EXERCISE PROMPT: In the data that follows, count every line holding the string "true" and give the count alone.

********

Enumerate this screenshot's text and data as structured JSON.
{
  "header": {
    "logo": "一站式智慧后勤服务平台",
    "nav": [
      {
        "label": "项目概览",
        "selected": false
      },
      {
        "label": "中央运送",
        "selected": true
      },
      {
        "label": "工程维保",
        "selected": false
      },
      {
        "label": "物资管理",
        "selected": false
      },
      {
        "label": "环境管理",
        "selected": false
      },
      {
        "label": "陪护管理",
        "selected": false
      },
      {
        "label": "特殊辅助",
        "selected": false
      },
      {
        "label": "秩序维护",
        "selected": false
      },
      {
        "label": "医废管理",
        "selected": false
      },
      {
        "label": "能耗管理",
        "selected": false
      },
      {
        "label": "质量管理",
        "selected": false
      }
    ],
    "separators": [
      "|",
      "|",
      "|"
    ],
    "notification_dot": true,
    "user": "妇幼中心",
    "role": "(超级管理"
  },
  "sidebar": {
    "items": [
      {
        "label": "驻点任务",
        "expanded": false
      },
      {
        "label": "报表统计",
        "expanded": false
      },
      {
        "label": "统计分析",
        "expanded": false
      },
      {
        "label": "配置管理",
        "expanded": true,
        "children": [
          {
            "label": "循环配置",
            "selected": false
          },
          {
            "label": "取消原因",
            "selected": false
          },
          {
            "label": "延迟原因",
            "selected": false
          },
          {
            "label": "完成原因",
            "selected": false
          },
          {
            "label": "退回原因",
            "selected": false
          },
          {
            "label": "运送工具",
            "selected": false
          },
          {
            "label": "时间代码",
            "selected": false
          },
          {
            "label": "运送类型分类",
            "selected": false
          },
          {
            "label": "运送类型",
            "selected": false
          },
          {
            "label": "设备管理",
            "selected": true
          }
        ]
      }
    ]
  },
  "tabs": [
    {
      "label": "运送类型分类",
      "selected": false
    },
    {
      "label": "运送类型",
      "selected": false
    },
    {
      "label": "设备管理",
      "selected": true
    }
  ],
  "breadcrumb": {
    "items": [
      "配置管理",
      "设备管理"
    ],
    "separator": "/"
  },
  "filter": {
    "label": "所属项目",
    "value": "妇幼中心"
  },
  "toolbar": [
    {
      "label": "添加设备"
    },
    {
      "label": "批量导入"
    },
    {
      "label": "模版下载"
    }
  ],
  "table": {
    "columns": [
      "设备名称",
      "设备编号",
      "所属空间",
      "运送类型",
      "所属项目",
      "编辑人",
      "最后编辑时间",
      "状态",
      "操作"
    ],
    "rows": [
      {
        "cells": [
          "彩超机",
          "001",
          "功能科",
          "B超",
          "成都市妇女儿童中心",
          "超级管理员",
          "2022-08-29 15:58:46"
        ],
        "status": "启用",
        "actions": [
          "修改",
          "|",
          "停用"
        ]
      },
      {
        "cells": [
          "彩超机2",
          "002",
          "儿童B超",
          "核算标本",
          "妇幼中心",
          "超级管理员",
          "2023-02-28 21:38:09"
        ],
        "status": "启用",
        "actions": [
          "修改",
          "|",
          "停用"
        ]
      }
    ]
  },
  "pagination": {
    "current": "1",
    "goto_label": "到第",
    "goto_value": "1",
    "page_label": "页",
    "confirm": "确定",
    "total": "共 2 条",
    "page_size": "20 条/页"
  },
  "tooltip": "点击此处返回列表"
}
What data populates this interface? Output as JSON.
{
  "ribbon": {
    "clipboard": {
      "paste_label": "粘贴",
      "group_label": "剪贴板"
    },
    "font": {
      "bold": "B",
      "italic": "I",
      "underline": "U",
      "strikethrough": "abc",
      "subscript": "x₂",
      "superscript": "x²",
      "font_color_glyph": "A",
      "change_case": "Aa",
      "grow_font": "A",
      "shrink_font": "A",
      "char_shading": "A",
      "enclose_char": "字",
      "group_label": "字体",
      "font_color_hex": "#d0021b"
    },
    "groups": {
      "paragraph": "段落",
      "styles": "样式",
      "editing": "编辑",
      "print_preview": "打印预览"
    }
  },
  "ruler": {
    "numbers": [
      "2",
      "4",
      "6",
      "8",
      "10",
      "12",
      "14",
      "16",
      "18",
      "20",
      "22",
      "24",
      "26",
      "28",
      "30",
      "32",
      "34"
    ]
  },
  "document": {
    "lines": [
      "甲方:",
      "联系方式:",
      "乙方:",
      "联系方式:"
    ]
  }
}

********

ANSWER BOX: 5